Optometric Management Tip # 296   -   Wednesday, September 26, 2007
Contact Lens Fees Are Not Always Simple

Eye care practitioners frequently ask how to handle the sticky situations that can arise with contact lens fees. Is it always smart to charge a refitting fee if you want patients to try new lenses? When should a refitting fee apply and how do you explain it to the patient? Should follow-up visits be included in a refitting or itemized separately? If you didn't charge a fitting fee, how do you handle patient complaints and ensuing office visits that arise right after prescribing a new lens? What should you charge if you evaluate diagnostic lenses in the office on a new fitting, but you or the patient decides to not go through with the order? Is it a good practice to charge a fee only to adjust it out if anyone complains? How do we respond to patients who don't understand the need for contact lens professional fees?

Clearly, there are many scenarios that can occur and the fee issues can be challenging. I think the best way to analyze this topic is by presenting individual case reports and I'll do that over the next few weeks. It behooves us to have a clear understanding of contact lens services and fees so we can train staff members and communicate well with our patients.

Definitions

Before we jump into managing some of the real world situations stated above, we should review some of the terms that are often used in contact lens services. If I've learned anything about eye care practice it's that there are many, many different office policies and procedures in use for contact lenses. Accordingly, communication can be confusing and it's easy to misunderstand another practitioner's fees.

For example, a contact lens exam may include a general eye exam plus any additional testing needed to fit contact lenses, all for one fee. It may include patient education and training and follow-up visits or those could be an additional cost. Or, it may include all office visits for a year. On the other hand, a contact lens exam may be structured as an additional service from a comprehensive eye exam with a separate fee charged and itemized on the bill.

There are many definitions for the terms contact lens fitting and refitting, although some doctors don't like the term "fitting" and may call it contact lens prescription and management or various other descriptions. And what is a contact lens evaluation? Are exams, fittings and evaluations all the same thing?
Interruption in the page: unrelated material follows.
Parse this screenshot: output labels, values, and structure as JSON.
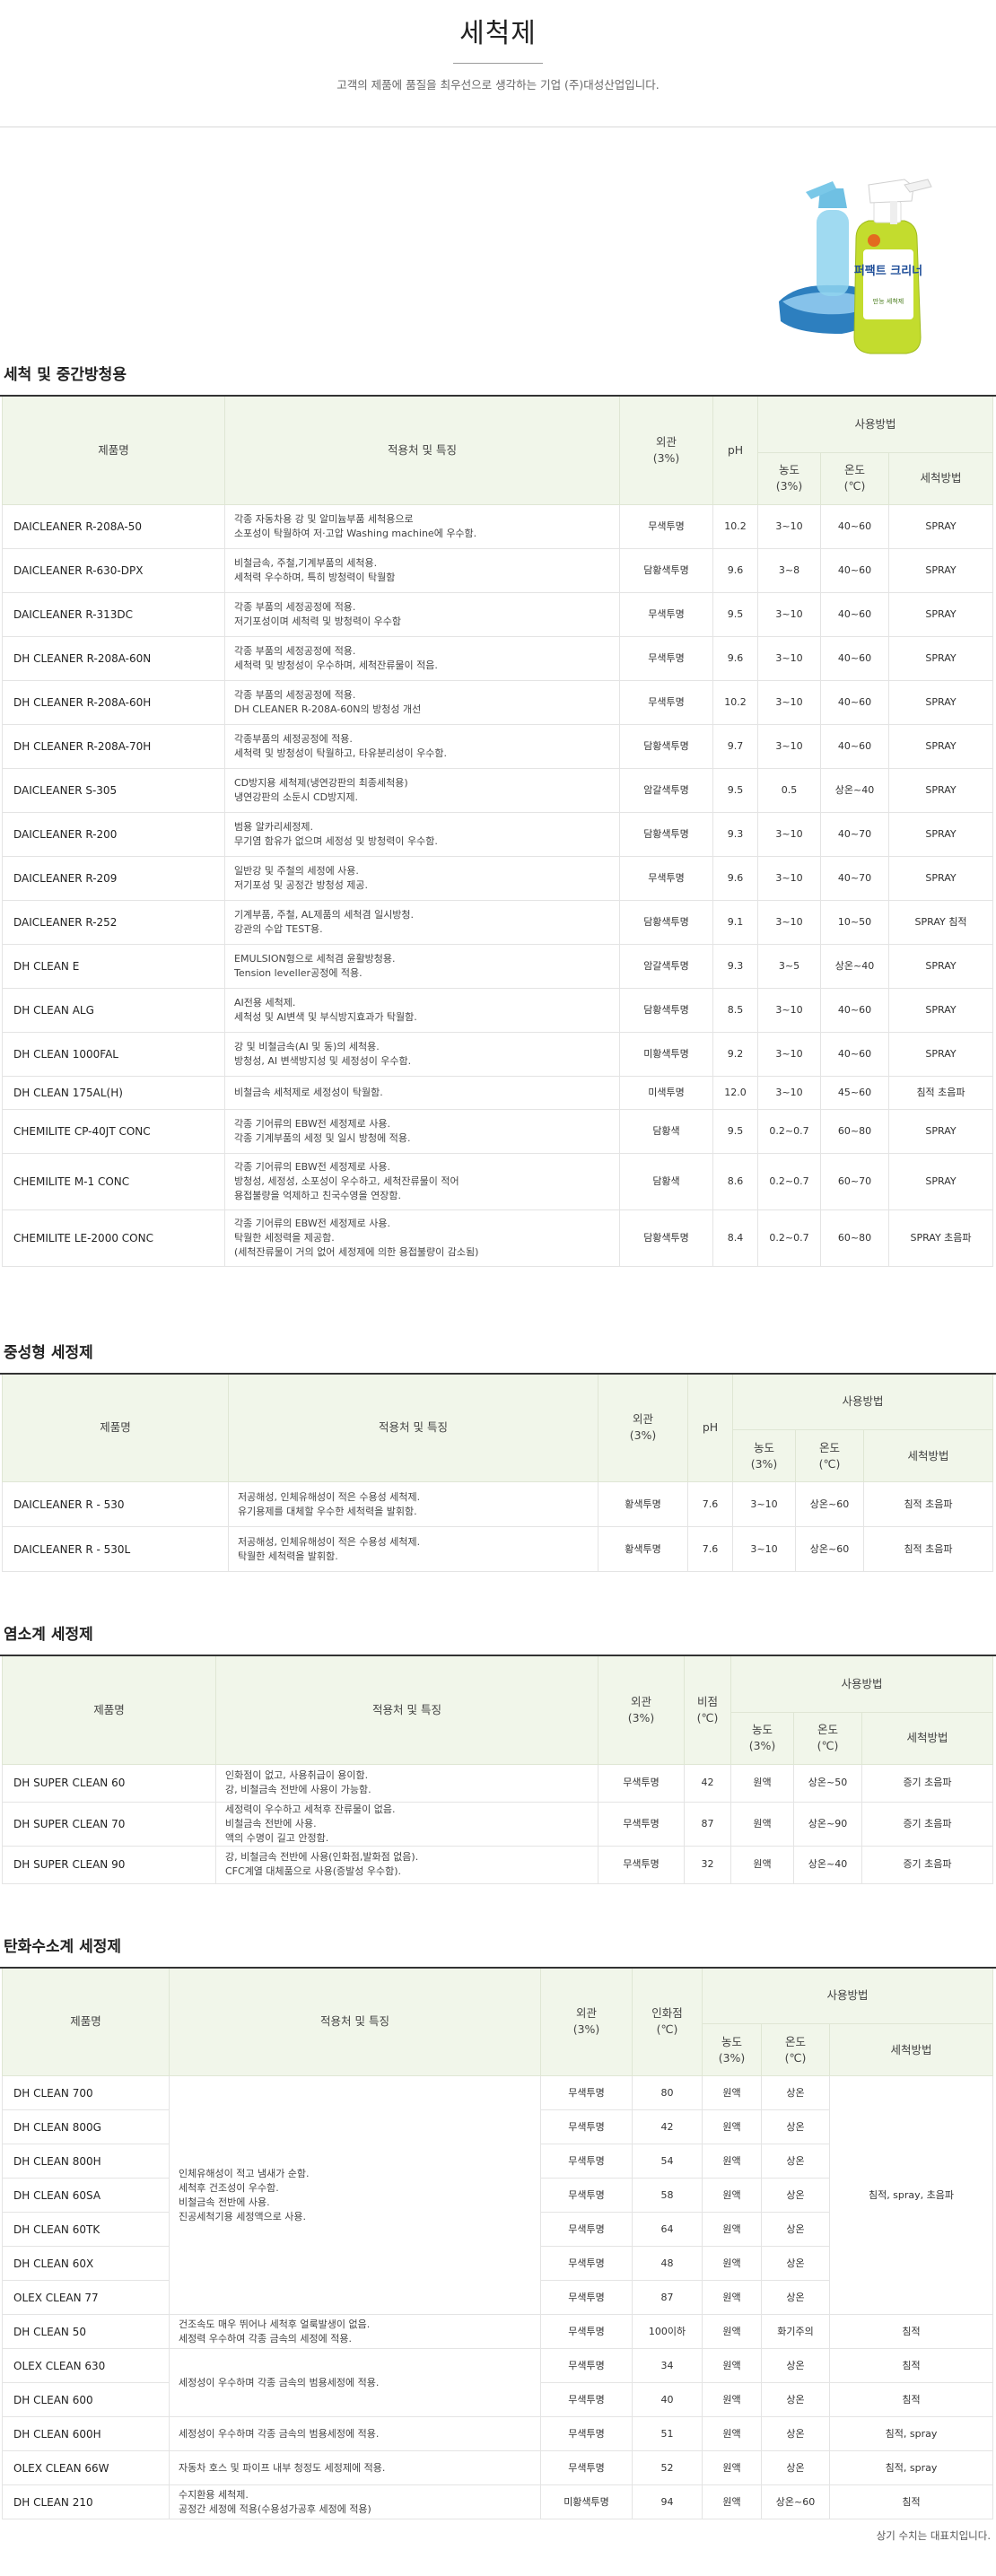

Should there be different levels of complexity in CL fittings with different fees? How do contact lens service agreements fit into this?

A system to consider

There is no right or wrong to how contact lens services are packaged or organized and the terms really don't matter as long as people understand what we are talking about, but I'll share with you my preferred system for contact lenses. Here are some definitions that I use for CL services. A comprehensive eye exam by a doctor in my practice is always required before a contact lens fitting (within six months). The eye exam has a separate fee. Contact lens materials are always charged separately.

I have much more to come on this topic... stay tuned. Feel free to share with me any issues or ask any questions that have been challenging in your contact lens practice.


Best wishes for continued success,

Neil B. Gailmard, OD, MBA, FAAO
Chief Optometric Editor, Optometric Management